### TASK REQUIREMENTS:
What lines below contain the string "true"? List them all.

### Component data from apps and pages:
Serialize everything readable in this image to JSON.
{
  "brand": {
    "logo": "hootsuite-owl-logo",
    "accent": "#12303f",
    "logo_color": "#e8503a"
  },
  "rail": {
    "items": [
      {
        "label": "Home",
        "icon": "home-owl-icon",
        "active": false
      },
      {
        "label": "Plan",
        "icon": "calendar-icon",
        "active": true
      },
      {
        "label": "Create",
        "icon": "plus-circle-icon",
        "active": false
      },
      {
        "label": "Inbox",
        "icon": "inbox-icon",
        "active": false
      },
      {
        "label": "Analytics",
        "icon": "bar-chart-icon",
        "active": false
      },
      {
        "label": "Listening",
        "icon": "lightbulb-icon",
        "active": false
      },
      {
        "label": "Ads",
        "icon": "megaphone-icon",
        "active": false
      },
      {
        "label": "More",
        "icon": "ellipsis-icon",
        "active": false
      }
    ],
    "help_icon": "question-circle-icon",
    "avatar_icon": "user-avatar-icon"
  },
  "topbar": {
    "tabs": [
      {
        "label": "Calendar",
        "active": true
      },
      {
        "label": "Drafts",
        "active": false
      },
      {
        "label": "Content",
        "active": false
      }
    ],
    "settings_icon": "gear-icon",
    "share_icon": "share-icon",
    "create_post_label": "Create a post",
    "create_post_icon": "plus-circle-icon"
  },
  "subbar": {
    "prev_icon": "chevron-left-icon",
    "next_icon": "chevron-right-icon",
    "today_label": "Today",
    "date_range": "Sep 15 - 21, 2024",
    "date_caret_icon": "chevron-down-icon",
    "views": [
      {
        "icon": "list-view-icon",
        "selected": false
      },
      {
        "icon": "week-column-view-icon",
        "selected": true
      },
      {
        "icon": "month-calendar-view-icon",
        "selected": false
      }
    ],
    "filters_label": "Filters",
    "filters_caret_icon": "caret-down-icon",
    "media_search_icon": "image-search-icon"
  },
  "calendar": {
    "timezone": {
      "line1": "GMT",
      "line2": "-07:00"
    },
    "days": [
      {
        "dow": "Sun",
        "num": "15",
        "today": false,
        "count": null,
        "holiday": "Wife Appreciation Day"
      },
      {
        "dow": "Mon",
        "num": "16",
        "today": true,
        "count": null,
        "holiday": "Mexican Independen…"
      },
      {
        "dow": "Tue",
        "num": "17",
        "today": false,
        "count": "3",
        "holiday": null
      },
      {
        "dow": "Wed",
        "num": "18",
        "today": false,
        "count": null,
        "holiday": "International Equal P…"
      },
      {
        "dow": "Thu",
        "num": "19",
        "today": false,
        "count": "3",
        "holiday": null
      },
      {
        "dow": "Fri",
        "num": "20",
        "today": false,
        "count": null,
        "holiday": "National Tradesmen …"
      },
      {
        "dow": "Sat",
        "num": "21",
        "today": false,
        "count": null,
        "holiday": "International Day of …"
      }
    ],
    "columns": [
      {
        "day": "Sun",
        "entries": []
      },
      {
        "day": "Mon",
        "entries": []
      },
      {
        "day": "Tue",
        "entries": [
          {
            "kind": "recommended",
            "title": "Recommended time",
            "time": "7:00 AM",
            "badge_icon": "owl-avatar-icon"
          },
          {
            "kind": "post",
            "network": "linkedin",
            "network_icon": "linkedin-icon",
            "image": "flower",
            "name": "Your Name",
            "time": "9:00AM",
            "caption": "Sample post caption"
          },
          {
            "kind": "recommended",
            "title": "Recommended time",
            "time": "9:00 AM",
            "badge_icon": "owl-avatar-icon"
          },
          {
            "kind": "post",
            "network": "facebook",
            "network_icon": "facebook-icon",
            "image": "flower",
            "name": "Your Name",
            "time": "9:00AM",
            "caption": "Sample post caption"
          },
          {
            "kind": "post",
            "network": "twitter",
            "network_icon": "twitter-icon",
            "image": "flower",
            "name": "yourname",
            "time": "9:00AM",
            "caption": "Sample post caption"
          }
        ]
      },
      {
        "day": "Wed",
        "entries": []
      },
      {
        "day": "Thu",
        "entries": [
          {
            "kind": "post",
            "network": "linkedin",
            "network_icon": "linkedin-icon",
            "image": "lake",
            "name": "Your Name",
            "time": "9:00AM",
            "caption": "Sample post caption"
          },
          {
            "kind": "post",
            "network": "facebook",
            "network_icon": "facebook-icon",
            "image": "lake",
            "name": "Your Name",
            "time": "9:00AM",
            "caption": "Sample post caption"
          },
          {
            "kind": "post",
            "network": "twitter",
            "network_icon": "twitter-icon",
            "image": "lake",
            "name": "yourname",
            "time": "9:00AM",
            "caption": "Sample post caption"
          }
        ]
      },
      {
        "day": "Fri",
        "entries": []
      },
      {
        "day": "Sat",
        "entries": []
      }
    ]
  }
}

### EXERCISE SOLUTION:
        "active": true
        "active": true
        "selected": true
        "today": true,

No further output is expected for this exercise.